Return the entries below precisely, omitting nothing.

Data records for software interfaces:
□ □ □ □ □ □ □
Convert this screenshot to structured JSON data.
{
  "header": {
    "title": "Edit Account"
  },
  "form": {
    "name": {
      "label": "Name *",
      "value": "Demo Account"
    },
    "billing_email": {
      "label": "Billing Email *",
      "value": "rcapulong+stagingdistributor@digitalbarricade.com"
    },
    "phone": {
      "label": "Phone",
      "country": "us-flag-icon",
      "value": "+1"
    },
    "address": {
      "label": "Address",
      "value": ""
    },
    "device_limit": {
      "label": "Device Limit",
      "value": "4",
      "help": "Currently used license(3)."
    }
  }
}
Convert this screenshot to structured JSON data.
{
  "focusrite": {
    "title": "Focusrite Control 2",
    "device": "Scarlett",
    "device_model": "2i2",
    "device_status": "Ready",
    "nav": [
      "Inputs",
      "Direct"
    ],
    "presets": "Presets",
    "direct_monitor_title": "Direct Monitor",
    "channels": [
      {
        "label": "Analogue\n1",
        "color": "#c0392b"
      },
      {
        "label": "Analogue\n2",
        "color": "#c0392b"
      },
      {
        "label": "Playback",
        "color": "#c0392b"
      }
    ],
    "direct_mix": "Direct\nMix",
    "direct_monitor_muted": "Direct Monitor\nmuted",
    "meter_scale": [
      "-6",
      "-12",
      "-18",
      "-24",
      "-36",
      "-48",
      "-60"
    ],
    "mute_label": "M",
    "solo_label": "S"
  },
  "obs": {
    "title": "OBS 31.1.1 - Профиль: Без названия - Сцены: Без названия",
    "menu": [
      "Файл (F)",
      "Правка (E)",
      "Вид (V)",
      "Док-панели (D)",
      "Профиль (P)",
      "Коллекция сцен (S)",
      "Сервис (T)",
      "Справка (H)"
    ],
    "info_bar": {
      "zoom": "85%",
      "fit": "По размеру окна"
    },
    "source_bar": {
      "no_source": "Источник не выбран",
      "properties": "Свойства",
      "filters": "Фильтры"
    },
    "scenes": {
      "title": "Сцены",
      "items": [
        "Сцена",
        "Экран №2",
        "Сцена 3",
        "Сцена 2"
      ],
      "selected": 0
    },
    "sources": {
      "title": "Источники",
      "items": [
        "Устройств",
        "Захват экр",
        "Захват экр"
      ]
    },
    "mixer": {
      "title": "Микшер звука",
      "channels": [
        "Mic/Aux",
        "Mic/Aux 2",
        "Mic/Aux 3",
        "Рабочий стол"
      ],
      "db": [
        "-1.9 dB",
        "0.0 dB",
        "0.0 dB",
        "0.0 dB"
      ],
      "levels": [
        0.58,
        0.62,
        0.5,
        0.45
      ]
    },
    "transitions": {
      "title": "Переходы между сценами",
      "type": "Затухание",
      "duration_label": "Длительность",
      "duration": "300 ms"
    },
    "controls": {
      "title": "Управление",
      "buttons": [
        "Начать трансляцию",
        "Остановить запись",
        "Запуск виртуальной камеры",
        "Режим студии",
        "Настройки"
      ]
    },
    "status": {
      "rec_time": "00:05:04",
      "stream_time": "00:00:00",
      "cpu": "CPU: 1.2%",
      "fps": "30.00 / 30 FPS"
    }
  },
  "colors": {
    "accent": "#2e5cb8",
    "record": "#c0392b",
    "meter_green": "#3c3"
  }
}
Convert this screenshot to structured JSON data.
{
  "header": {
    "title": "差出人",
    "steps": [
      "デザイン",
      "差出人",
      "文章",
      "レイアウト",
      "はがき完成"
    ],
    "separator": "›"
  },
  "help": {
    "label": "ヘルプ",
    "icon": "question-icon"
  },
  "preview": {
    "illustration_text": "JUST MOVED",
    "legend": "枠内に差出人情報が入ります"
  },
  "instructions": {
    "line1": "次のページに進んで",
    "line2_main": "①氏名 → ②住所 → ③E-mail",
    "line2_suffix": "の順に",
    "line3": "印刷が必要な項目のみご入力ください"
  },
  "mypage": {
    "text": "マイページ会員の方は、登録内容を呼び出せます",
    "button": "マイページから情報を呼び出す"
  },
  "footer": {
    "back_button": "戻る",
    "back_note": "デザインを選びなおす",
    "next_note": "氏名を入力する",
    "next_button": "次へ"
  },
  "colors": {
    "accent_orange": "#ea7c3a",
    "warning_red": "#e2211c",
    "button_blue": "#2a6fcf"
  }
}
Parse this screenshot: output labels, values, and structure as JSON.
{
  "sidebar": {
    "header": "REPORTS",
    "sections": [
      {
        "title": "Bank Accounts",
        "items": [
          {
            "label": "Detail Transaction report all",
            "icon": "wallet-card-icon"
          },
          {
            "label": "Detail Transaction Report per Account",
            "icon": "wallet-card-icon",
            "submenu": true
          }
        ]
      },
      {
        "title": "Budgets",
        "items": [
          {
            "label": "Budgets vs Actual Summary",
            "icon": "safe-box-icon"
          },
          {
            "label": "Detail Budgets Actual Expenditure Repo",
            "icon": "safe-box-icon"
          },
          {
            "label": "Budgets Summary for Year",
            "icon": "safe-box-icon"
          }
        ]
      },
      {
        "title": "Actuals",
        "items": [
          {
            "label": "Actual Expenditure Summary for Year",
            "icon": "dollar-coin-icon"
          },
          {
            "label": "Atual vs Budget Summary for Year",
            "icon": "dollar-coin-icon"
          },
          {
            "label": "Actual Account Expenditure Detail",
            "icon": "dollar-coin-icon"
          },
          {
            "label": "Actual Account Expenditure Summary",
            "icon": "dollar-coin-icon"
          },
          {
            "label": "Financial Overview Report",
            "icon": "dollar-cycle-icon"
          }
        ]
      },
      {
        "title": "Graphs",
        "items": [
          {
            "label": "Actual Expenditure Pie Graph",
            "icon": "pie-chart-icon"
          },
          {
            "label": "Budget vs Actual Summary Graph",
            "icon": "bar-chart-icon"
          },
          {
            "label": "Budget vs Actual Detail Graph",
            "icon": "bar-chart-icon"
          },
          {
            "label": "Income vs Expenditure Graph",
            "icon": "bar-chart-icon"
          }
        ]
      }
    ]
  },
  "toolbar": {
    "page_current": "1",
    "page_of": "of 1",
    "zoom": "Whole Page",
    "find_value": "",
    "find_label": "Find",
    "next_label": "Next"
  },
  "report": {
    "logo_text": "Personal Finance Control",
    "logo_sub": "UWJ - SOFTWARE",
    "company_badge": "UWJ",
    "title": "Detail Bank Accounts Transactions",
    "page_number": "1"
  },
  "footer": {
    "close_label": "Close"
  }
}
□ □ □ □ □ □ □
== Result of this task ==
Convert this screenshot to structured JSON data.
{
  "header": {
    "title": "Edit Account"
  },
  "form": {
    "name": {
      "label": "Name *",
      "value": "Demo Account"
    },
    "billing_email": {
      "label": "Billing Email *",
      "value": "rcapulong+stagingdistributor@digitalbarricade.com"
    },
    "phone": {
      "label": "Phone",
      "country": "us-flag-icon",
      "value": "+1"
    },
    "address": {
      "label": "Address",
      "value": ""
    },
    "device_limit": {
      "label": "Device Limit",
      "value": "4",
      "help": "Currently used license(3)."
    }
  }
}
Convert this screenshot to structured JSON data.
{
  "focusrite": {
    "title": "Focusrite Control 2",
    "device": "Scarlett",
    "device_model": "2i2",
    "device_status": "Ready",
    "nav": [
      "Inputs",
      "Direct"
    ],
    "presets": "Presets",
    "direct_monitor_title": "Direct Monitor",
    "channels": [
      {
        "label": "Analogue\n1",
        "color": "#c0392b"
      },
      {
        "label": "Analogue\n2",
        "color": "#c0392b"
      },
      {
        "label": "Playback",
        "color": "#c0392b"
      }
    ],
    "direct_mix": "Direct\nMix",
    "direct_monitor_muted": "Direct Monitor\nmuted",
    "meter_scale": [
      "-6",
      "-12",
      "-18",
      "-24",
      "-36",
      "-48",
      "-60"
    ],
    "mute_label": "M",
    "solo_label": "S"
  },
  "obs": {
    "title": "OBS 31.1.1 - Профиль: Без названия - Сцены: Без названия",
    "menu": [
      "Файл (F)",
      "Правка (E)",
      "Вид (V)",
      "Док-панели (D)",
      "Профиль (P)",
      "Коллекция сцен (S)",
      "Сервис (T)",
      "Справка (H)"
    ],
    "info_bar": {
      "zoom": "85%",
      "fit": "По размеру окна"
    },
    "source_bar": {
      "no_source": "Источник не выбран",
      "properties": "Свойства",
      "filters": "Фильтры"
    },
    "scenes": {
      "title": "Сцены",
      "items": [
        "Сцена",
        "Экран №2",
        "Сцена 3",
        "Сцена 2"
      ],
      "selected": 0
    },
    "sources": {
      "title": "Источники",
      "items": [
        "Устройств",
        "Захват экр",
        "Захват экр"
      ]
    },
    "mixer": {
      "title": "Микшер звука",
      "channels": [
        "Mic/Aux",
        "Mic/Aux 2",
        "Mic/Aux 3",
        "Рабочий стол"
      ],
      "db": [
        "-1.9 dB",
        "0.0 dB",
        "0.0 dB",
        "0.0 dB"
      ],
      "levels": [
        0.58,
        0.62,
        0.5,
        0.45
      ]
    },
    "transitions": {
      "title": "Переходы между сценами",
      "type": "Затухание",
      "duration_label": "Длительность",
      "duration": "300 ms"
    },
    "controls": {
      "title": "Управление",
      "buttons": [
        "Начать трансляцию",
        "Остановить запись",
        "Запуск виртуальной камеры",
        "Режим студии",
        "Настройки"
      ]
    },
    "status": {
      "rec_time": "00:05:04",
      "stream_time": "00:00:00",
      "cpu": "CPU: 1.2%",
      "fps": "30.00 / 30 FPS"
    }
  },
  "colors": {
    "accent": "#2e5cb8",
    "record": "#c0392b",
    "meter_green": "#3c3"
  }
}
Convert this screenshot to structured JSON data.
{
  "header": {
    "title": "差出人",
    "steps": [
      "デザイン",
      "差出人",
      "文章",
      "レイアウト",
      "はがき完成"
    ],
    "separator": "›"
  },
  "help": {
    "label": "ヘルプ",
    "icon": "question-icon"
  },
  "preview": {
    "illustration_text": "JUST MOVED",
    "legend": "枠内に差出人情報が入ります"
  },
  "instructions": {
    "line1": "次のページに進んで",
    "line2_main": "①氏名 → ②住所 → ③E-mail",
    "line2_suffix": "の順に",
    "line3": "印刷が必要な項目のみご入力ください"
  },
  "mypage": {
    "text": "マイページ会員の方は、登録内容を呼び出せます",
    "button": "マイページから情報を呼び出す"
  },
  "footer": {
    "back_button": "戻る",
    "back_note": "デザインを選びなおす",
    "next_note": "氏名を入力する",
    "next_button": "次へ"
  },
  "colors": {
    "accent_orange": "#ea7c3a",
    "warning_red": "#e2211c",
    "button_blue": "#2a6fcf"
  }
}
Parse this screenshot: output labels, values, and structure as JSON.
{
  "sidebar": {
    "header": "REPORTS",
    "sections": [
      {
        "title": "Bank Accounts",
        "items": [
          {
            "label": "Detail Transaction report all",
            "icon": "wallet-card-icon"
          },
          {
            "label": "Detail Transaction Report per Account",
            "icon": "wallet-card-icon",
            "submenu": true
          }
        ]
      },
      {
        "title": "Budgets",
        "items": [
          {
            "label": "Budgets vs Actual Summary",
            "icon": "safe-box-icon"
          },
          {
            "label": "Detail Budgets Actual Expenditure Repo",
            "icon": "safe-box-icon"
          },
          {
            "label": "Budgets Summary for Year",
            "icon": "safe-box-icon"
          }
        ]
      },
      {
        "title": "Actuals",
        "items": [
          {
            "label": "Actual Expenditure Summary for Year",
            "icon": "dollar-coin-icon"
          },
          {
            "label": "Atual vs Budget Summary for Year",
            "icon": "dollar-coin-icon"
          },
          {
            "label": "Actual Account Expenditure Detail",
            "icon": "dollar-coin-icon"
          },
          {
            "label": "Actual Account Expenditure Summary",
            "icon": "dollar-coin-icon"
          },
          {
            "label": "Financial Overview Report",
            "icon": "dollar-cycle-icon"
          }
        ]
      },
      {
        "title": "Graphs",
        "items": [
          {
            "label": "Actual Expenditure Pie Graph",
            "icon": "pie-chart-icon"
          },
          {
            "label": "Budget vs Actual Summary Graph",
            "icon": "bar-chart-icon"
          },
          {
            "label": "Budget vs Actual Detail Graph",
            "icon": "bar-chart-icon"
          },
          {
            "label": "Income vs Expenditure Graph",
            "icon": "bar-chart-icon"
          }
        ]
      }
    ]
  },
  "toolbar": {
    "page_current": "1",
    "page_of": "of 1",
    "zoom": "Whole Page",
    "find_value": "",
    "find_label": "Find",
    "next_label": "Next"
  },
  "report": {
    "logo_text": "Personal Finance Control",
    "logo_sub": "UWJ - SOFTWARE",
    "company_badge": "UWJ",
    "title": "Detail Bank Accounts Transactions",
    "page_number": "1"
  },
  "footer": {
    "close_label": "Close"
  }
}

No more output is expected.